Based on the seven-stage approach, the reform dialogue is intended to lead to a set of desired public financial management (PFM) outcomes around which the government’s reform priorities can be agreed and initiatives can be developed to address weaknesses identified in the PEFA report, supplemented by further analysis as required. What happens next will depend largely on the country context. Box 3.1 offers two examples of approaches related to country context, while box 3.2 presents similarities in PFM reform projects.
Country context shapes the approach to reform
In some cases, it will make sense to develop a comprehensive program of reform initiatives that is formalized into a new (or revised) PFM reform strategy or action plan. More comprehensive reform strategies or action plans are most appropriate in circumstances where the government has had previous experience successfully developing and implementing reforms, where existing capacities are good, or where the government has established an agreed-upon PFM capacity development program with development partners.
More open-ended, less structured

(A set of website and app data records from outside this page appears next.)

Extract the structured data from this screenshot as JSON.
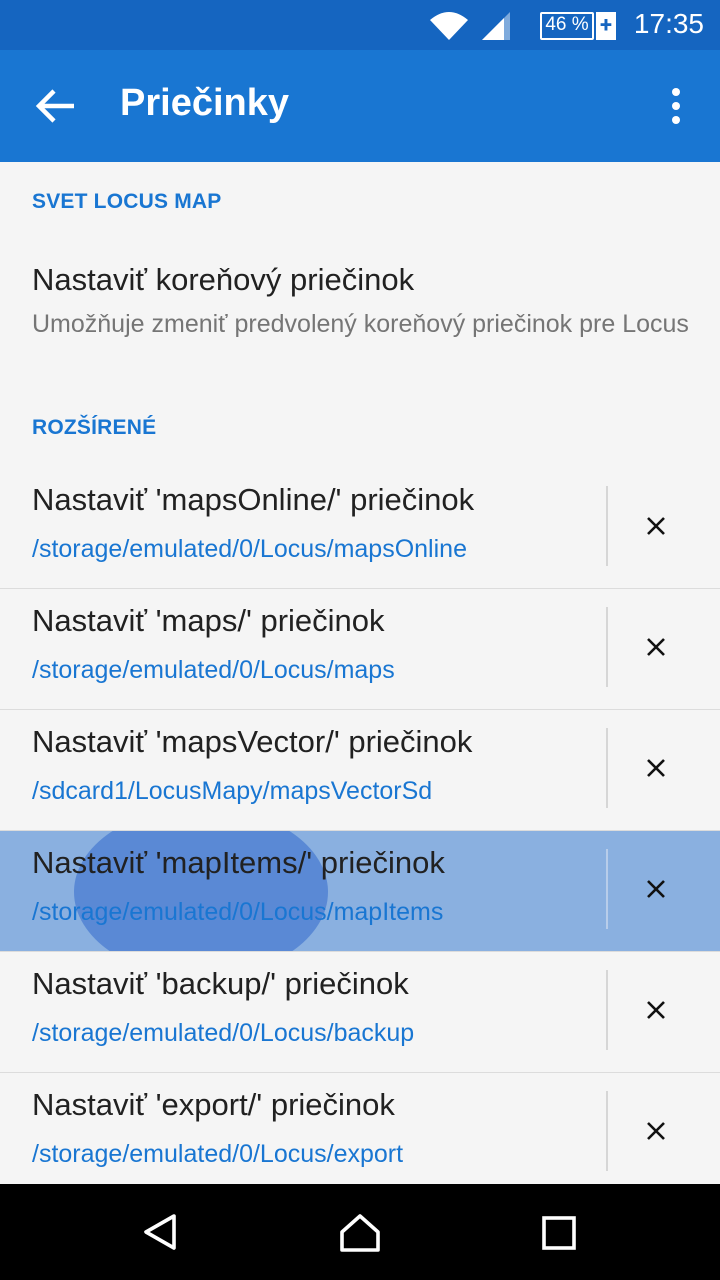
{
  "status_bar": {
    "time": "17:35",
    "battery_percent": "46 %",
    "battery_charging_symbol": "+",
    "icons": [
      "wifi-icon",
      "cellular-signal-icon",
      "battery-icon"
    ]
  },
  "app_bar": {
    "title": "Priečinky",
    "back_icon": "arrow-back-icon",
    "menu_icon": "more-vertical-icon",
    "color": "#1976d2"
  },
  "sections": {
    "svet": {
      "header": "SVET LOCUS MAP",
      "root_title": "Nastaviť koreňový priečinok",
      "root_summary": "Umožňuje zmeniť predvolený koreňový priečinok pre Locus"
    },
    "rozsirene": {
      "header": "ROZŠÍRENÉ",
      "items": [
        {
          "title": "Nastaviť 'mapsOnline/' priečinok",
          "path": "/storage/emulated/0/Locus/mapsOnline"
        },
        {
          "title": "Nastaviť 'maps/' priečinok",
          "path": "/storage/emulated/0/Locus/maps"
        },
        {
          "title": "Nastaviť 'mapsVector/' priečinok",
          "path": "/sdcard1/LocusMapy/mapsVectorSd"
        },
        {
          "title": "Nastaviť 'mapItems/' priečinok",
          "path": "/storage/emulated/0/Locus/mapItems"
        },
        {
          "title": "Nastaviť 'backup/' priečinok",
          "path": "/storage/emulated/0/Locus/backup"
        },
        {
          "title": "Nastaviť 'export/' priečinok",
          "path": "/storage/emulated/0/Locus/export"
        }
      ]
    }
  },
  "nav_bar": {
    "icons": [
      "nav-back-icon",
      "nav-home-icon",
      "nav-recents-icon"
    ]
  },
  "colors": {
    "accent": "#1976d2",
    "status_bar": "#1565c0",
    "highlight_row": "#8ab0e0"
  }
}
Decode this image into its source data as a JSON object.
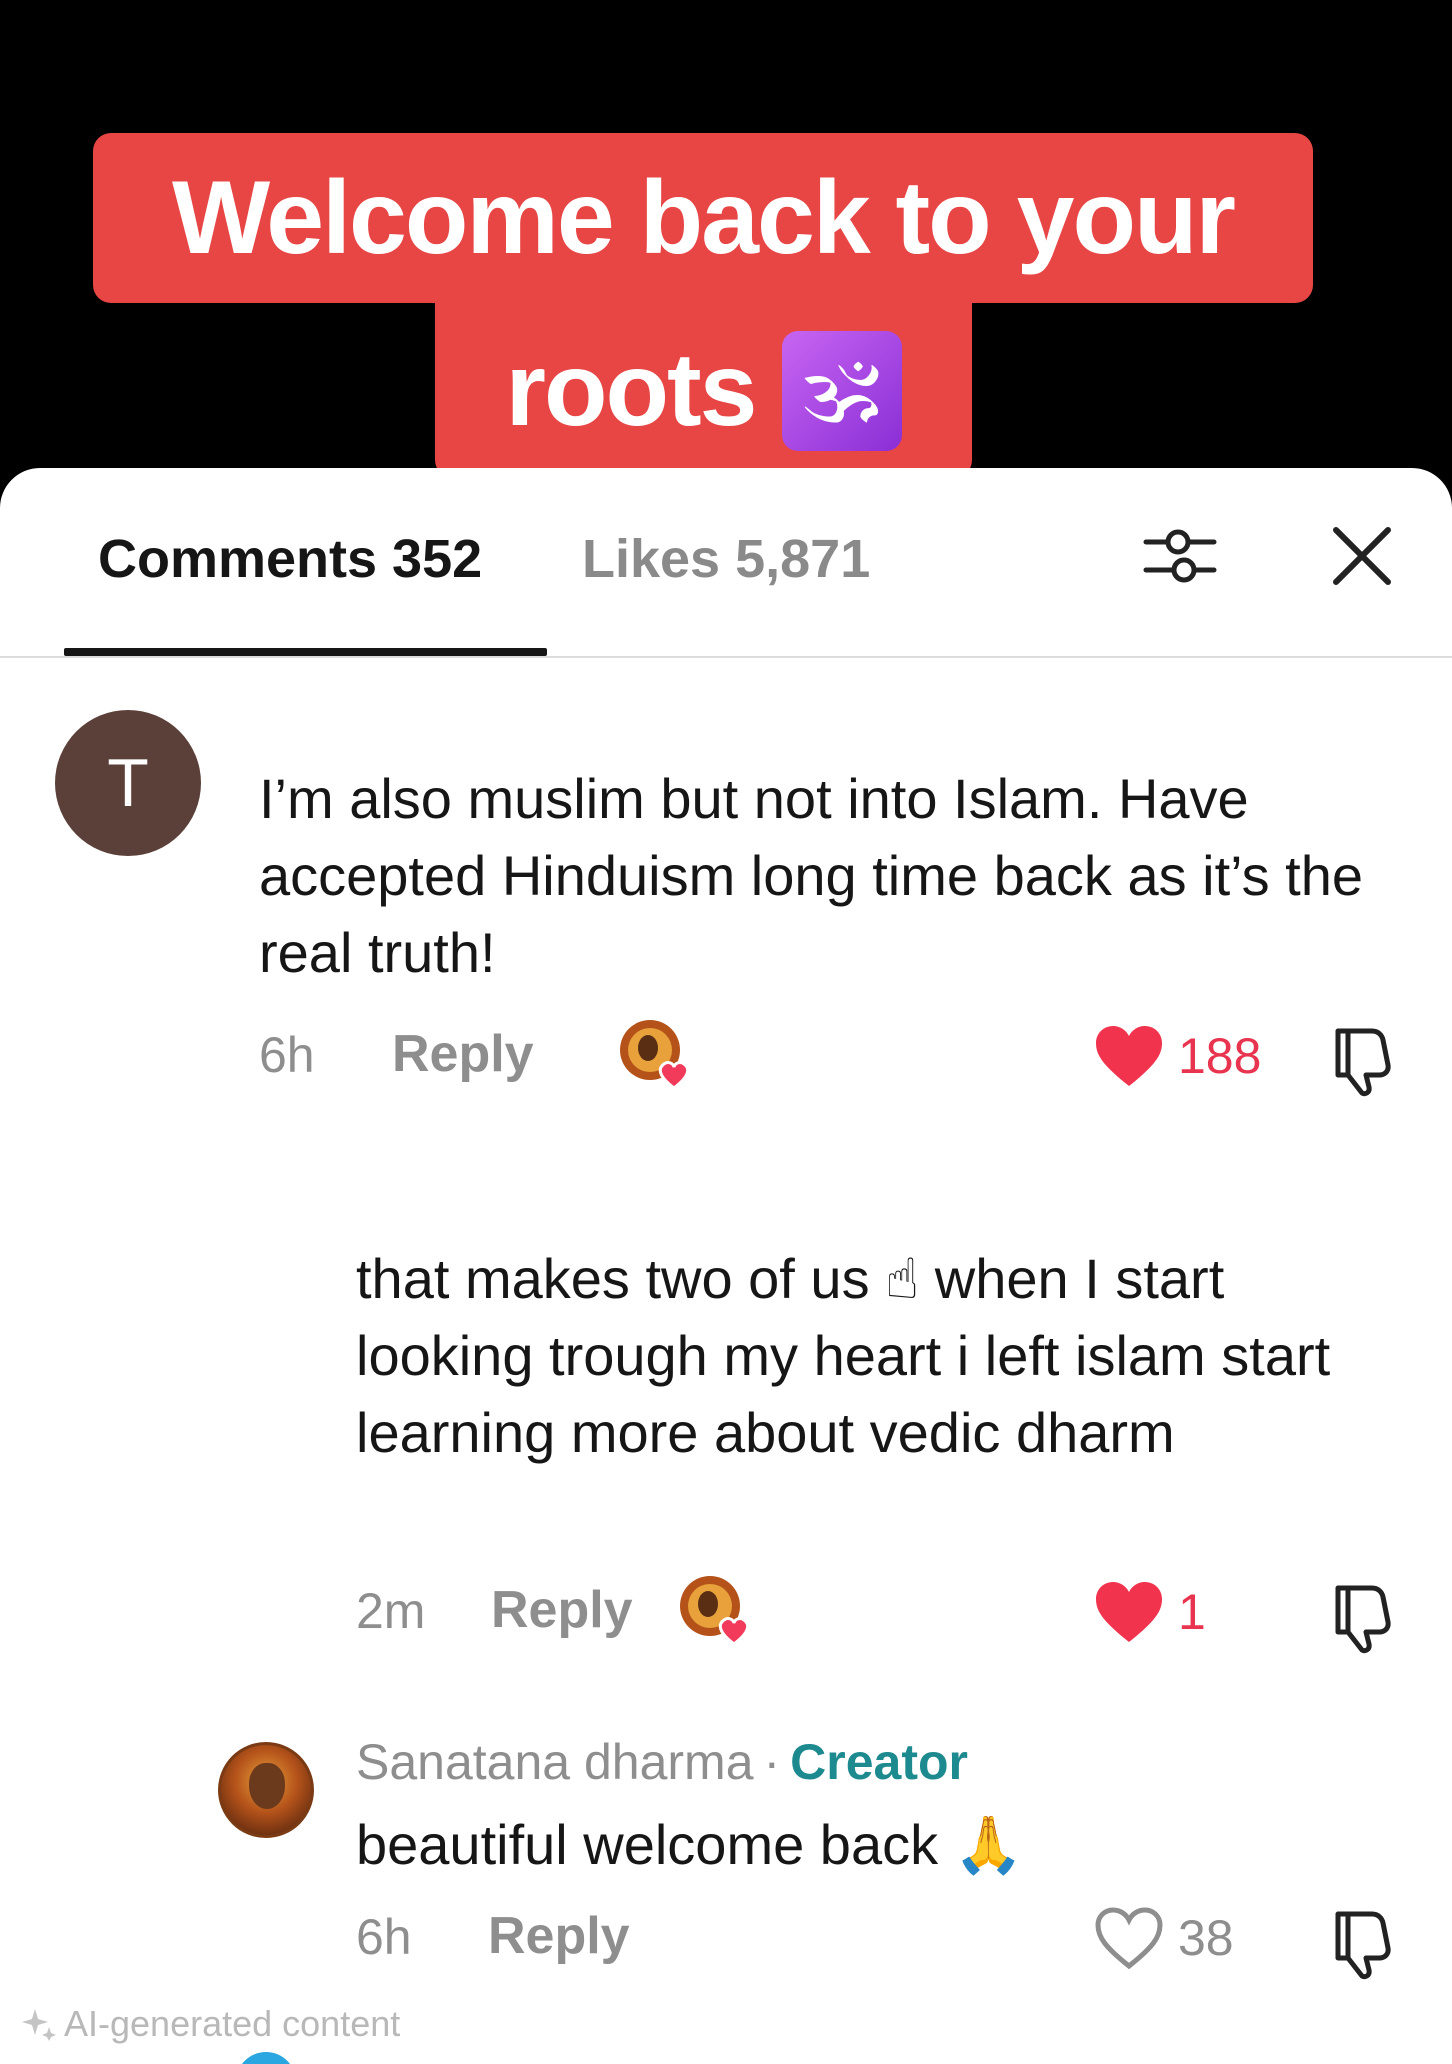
{
  "caption": {
    "line1": "Welcome back to your",
    "line2": "roots",
    "emoji": "🕉"
  },
  "tabs": {
    "comments": "Comments 352",
    "likes": "Likes 5,871"
  },
  "icons": {
    "filter": "filter-sliders-icon",
    "close": "close-icon",
    "heart": "heart-icon",
    "dislike": "thumbs-down-icon"
  },
  "colors": {
    "caption_bg": "#e84545",
    "like_red": "#e8344e",
    "creator_teal": "#1d8a8f"
  },
  "comments": [
    {
      "avatar_letter": "T",
      "text": "I’m also muslim but not into Islam. Have accepted Hinduism long time back as it’s the real truth!",
      "time": "6h",
      "reply": "Reply",
      "likes": "188",
      "liked": true
    },
    {
      "text": "that makes two of us ☝ when I start looking trough my heart i left islam start learning more about vedic dharm",
      "time": "2m",
      "reply": "Reply",
      "likes": "1",
      "liked": true
    },
    {
      "author": "Sanatana dharma",
      "separator": "·",
      "author_tag": "Creator",
      "text": "beautiful welcome back 🙏",
      "time": "6h",
      "reply": "Reply",
      "likes": "38",
      "liked": false
    }
  ],
  "footer": {
    "ai_label": "AI-generated content"
  }
}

In other cases, a more openended, less structured and iterative approach to reform focused on specific high-priority problems may be more appropriate. This approach might be appropriate where reform action plans have been developed in the past without any impact, where commitment to reform has been variable over time, and where the causes of unsatisfactory performance and progress are poorly understood. In these cases, smaller, less ambitious iterative reform initiatives with a focus on continuous feedback and learning may be more effective.
Many experienced practitioners tailor reforms to country circumstances or apply a system of trial and error in reform design and implementation, focusing on reforms that address the government’s main problems and priorities and that can be implemented. Andrews, Pritchett, and Woolcock (2017) propose a similar approach referred to as Problem Driven Iterative Adaptation (PDIA). However, for many countries, governments and development partners often prefer a comprehensive reform strategy over a more iterative approach. This decision often leaves countries weighed down with multiple reform initiatives that strain their capacity, undermine political commitment, and often result in reform fatigue. Nevertheless, even in settings where an iterative approach is more appropriate, there are benefits to setting out initiatives in a structured, albeit simplified, agenda.